Bottom line: Father Hesburgh loved the students and wanted to help them in their work to make the world a better place. Eric went on to join the Peace Corps and spent over two years in Nicaragua. He returned home and got a masters in social work and is now a principal in a low-income school in St. Paul with many Hispanic and Southeast Asian students.”
– Keith Bradley (’66, track & field)
“I was fortunate to have Father Hesburgh as my freshman hall rector in Farley Hall in 1948. It was Father Ted (at our senior prom dance) who told me and my future wife of 61 years that I was awarded the Byron V. Kanaley student-athlete award. I was a fencer not a football player. I know he was responsible for my getting the award. I never got to say ‘Thank you, Father’. Now I have.”
– Jim Walsh (‘52, fencing)
“One of the many facets that make the legacy of Father Ted so extraordinary was how much time he spent with the countless, everyday people he encountered and the impact he made on them. I had such an experience in August of 1957. My parents had driven me to Notre Dame for my senior year and the start of football practice as a student manager. As we walked toward the campus, a black Oldsmobile pulled up alongside of us, and the driver asked where we were going – it was Father Ted. When he heard that we were heading to Sacred Heart Basilica for Mass, he not only offered a ride, but asked if we would like to join him for a private Mass in the crypt of Sacred Heart. It was so special to have Father’s Mass dedicated to my mom and dad, who made it possible for me to attend Notre Dame. Father Ted touched our lives with a forever memory of his thoughtfulness. Thank you Father Ted. Rest in peace.”

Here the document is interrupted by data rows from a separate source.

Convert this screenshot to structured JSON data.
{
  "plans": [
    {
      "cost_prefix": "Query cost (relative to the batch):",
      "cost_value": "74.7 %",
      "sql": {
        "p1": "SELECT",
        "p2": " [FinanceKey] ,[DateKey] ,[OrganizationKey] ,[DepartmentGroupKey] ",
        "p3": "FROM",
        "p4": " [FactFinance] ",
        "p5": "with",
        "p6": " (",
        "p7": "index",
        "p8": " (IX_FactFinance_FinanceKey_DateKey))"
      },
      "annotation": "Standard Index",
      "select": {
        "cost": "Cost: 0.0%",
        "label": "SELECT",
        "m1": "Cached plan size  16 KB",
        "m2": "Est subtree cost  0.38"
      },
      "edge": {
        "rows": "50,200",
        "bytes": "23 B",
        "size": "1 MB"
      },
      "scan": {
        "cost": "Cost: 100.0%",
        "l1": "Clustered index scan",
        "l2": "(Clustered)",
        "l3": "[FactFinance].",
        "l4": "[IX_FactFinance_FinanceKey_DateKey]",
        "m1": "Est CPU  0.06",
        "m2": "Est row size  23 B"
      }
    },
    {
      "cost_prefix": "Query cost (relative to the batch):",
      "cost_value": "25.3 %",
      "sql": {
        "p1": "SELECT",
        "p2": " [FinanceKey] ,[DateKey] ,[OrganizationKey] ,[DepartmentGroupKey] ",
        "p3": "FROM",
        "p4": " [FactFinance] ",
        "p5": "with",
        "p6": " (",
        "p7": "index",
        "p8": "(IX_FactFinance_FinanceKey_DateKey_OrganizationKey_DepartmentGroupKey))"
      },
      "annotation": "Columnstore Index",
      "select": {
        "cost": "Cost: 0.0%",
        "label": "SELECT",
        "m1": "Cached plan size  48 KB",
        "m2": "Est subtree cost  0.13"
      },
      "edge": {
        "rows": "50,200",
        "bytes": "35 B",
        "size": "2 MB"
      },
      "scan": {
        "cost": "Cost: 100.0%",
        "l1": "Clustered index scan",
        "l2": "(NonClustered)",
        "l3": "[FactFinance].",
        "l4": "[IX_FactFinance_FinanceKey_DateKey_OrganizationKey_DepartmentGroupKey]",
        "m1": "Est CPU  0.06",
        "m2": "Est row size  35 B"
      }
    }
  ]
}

– Marty Allen (’58, student manager)
“During my time at Notre Dame, I saw Father Ted from afar on many occasions. However, I did have one opportunity to meet him up close and personal.
I was flying back from a med school interview in Philadelphia, and I was running late and barely made it to the plane before they closed the doors. I took my aisle seat, but didn’t even have time to look around before the plane took off. As we hit cruising altitude, I looked to my left and noticed that the man sitting beside me was wearing black trousers; glancing a little higher, I noticed that he was also wearing a black shirt and black jacket – a priest! Finally, I turned completely to face him, and realized that it was Father Ted! In the middle seat! In coach!

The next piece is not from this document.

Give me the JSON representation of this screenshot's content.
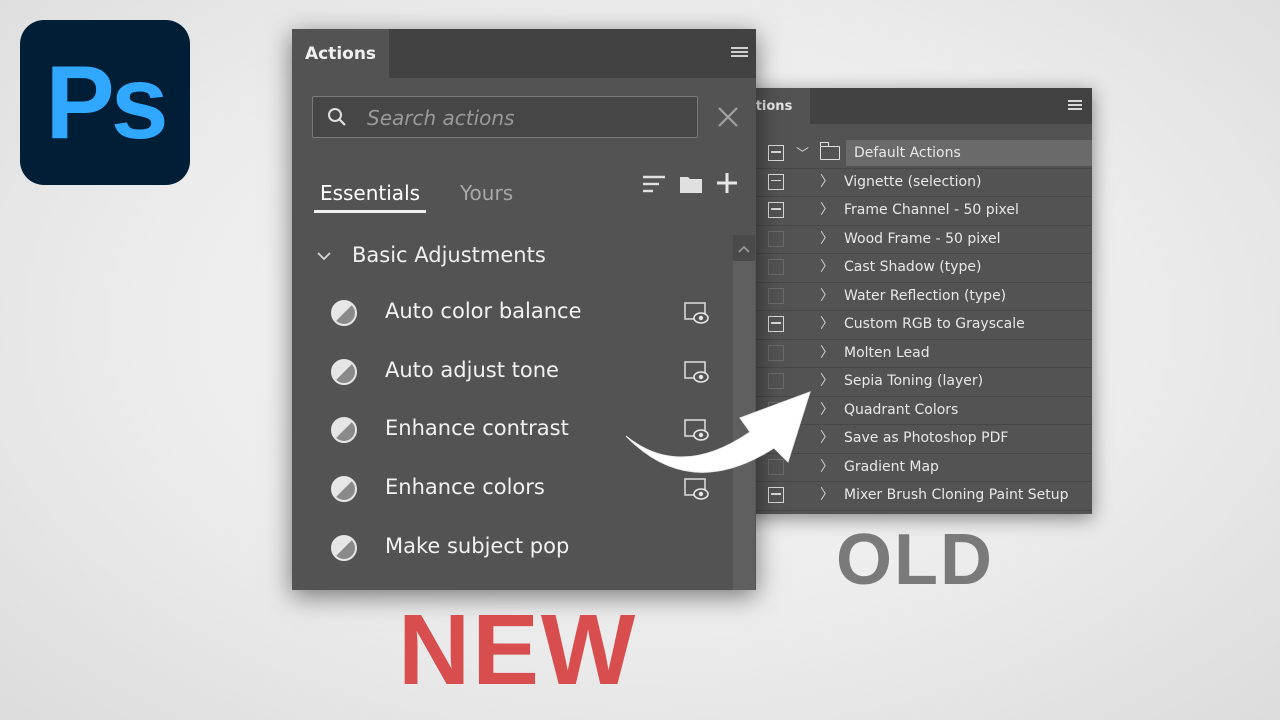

Flabbergasted, I introduced myself and we had a nice chat on the way back to South Bend. When we arrived back in South Bend, Father Ted offered me a ride back to campus, but as I had already made arrangements for friends to pick me up, I declined (my friends told me I was nuts!). Still amazed that a university president, and one of the most famous priests in the country, would be flying back home the same way as a student – what a humble man!”
– Tim Heilmann (’79, manager)
“My freshman year, 1982, I was at the bookstore in December to buy a book written by Father Hesburgh for my mother for Christmas. As I’m standing in line at the cash register, who should walk into the bookstore but Father Ted himself. Of course he didn’t know who I was, but I stepped out of line and walked over to him, introduced myself as a Notre Dame freshman, and asked him to sign the book for my mother. I figured just his signature would be magical for my mother, but Father Ted took five minutes to not only sign the inside cover, but to write a few sentences and talk with me about my early experiences at Notre Dame. After our conversation, as he was walking to get whatever he came to the bookstore to get, I just shook my head in amazement at how much time Father Ted bothered to take with a freshman like me who he didn’t even know to write some nice words to my mother he obviously didn’t know. For Father Ted, that was just another way of doing the little things to make someone feel special at Notre Dame; for me, it remains one of my most treasured moments of my four years at Notre Dame, and represents what Notre Dame really is all about.”
– Michael James (’86, football)